The Washington Post reports on research that correcting mythical beliefs is more difficult than you’d think. The interesting finding seems to be that if you repeat the myth in the course of correcting it, people are more likely to forget the correct information and remember the myth!
When University of Michigan social psychologist Norbert Schwarz had volunteers read the CDC flier, however, he found that within 30 minutes, older people misremembered 28 percent of the false statements as true. Three days later, they remembered 40 percent of the myths as factual.
Younger people did better at first, but three days later they made as many errors as older people did after 30 minutes. Most troubling was that people of all ages now felt that the source of their false beliefs was the respected CDC.

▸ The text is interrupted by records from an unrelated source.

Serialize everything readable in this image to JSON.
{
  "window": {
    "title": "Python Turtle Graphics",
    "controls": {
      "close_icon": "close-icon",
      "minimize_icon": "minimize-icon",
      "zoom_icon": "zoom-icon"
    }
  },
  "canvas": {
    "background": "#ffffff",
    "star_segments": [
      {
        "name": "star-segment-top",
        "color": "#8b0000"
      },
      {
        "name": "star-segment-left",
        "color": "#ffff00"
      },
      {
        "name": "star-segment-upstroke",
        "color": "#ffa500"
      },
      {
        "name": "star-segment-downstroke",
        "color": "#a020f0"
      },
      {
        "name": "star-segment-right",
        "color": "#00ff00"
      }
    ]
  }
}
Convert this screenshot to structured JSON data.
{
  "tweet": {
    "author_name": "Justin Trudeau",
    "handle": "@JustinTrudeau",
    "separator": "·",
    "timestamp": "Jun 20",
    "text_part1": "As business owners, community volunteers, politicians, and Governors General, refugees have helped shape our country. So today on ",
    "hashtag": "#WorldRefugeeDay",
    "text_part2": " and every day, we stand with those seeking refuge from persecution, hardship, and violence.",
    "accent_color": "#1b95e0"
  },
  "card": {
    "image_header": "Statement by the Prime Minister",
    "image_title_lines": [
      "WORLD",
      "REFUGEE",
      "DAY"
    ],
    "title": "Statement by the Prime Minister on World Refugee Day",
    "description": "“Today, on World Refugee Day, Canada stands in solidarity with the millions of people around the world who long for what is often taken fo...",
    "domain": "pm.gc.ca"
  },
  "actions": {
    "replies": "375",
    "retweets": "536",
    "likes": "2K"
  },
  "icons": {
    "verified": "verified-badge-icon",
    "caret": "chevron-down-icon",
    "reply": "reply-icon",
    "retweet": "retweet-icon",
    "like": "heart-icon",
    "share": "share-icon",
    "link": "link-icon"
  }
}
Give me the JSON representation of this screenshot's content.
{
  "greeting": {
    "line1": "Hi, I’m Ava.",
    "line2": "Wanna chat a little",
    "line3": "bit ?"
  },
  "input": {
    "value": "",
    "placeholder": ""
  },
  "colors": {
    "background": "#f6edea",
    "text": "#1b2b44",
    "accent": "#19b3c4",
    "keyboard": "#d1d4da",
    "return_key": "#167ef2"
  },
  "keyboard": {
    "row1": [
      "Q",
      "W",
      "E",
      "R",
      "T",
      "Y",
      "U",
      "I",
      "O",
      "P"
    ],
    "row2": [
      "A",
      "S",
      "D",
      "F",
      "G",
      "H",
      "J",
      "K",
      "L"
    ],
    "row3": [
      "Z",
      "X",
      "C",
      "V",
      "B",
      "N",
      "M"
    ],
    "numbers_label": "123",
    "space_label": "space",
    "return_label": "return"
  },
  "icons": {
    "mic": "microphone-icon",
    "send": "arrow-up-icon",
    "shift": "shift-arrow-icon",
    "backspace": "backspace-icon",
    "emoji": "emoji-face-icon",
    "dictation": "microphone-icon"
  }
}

The psychological insights yielded by the research, which has been confirmed in a number of peer-reviewed laboratory experiments, have broad implications for public policy. The conventional response to myths and urban legends is to counter bad information with accurate information. But the new psychological studies show that denials and clarifications, for all their intuitive appeal, can paradoxically contribute to the resiliency of popular myths.
It’s interesting the examples that they use as popular myths that have become ingrained through repetition.
This phenomenon may help explain why large numbers of Americans incorrectly think that Saddam Hussein was directly involved in planning the Sept 11, 2001, terrorist attacks, and that most of the Sept. 11 hijackers were Iraqi. While these beliefs likely arose because Bush administration officials have repeatedly tried to connect Iraq with Sept. 11, the experiments suggest that intelligence reports and other efforts to debunk this account may in fact help keep it alive.
Similarly, many in the Arab world are convinced that the destruction of the World Trade Center on Sept. 11 was not the work of Arab terrorists but was a controlled demolition; that 4,000 Jews working there had been warned to stay home that day; and that the Pentagon was struck by a missile rather than a plane.
So hear that framers and mythbusters? If you want to change popular perception of science, and myths about everything from global warming to 9/11 conspiracies, one major thing to remember is to not repeat the myth.
Mayo found that rather than deny a false claim, it is better to make a completely new assertion that makes no reference to the original myth. Rather than say, as Sen. Mary Landrieu (D-La.) recently did during a marathon congressional debate, that “Saddam Hussein did not attack the United States; Osama bin Laden did,” Mayo said it would be better to say something like, “Osama bin Laden was the only person responsible for the Sept. 11 attacks” — and not mention Hussein at all.
There you have it. I admit this would be difficult to do. For the most part, when I take on something that is patently false as part of a skeptical response, I often repeat the claim in order to take it apart. This research would suggest that by merely repeating the myth, I’m shooting myself in the foot.
So the question is, when writing skeptically about myths that people believe and repeat, how do you challenge individuals making the claims without mentioning what claim they made? I’ll have to keep this research in mind in the future I think, and while I’ll still mock people for really stupid statements, the focus of skeptical writers should be on providing positive statements of correct information, while avoiding repetition of the false information.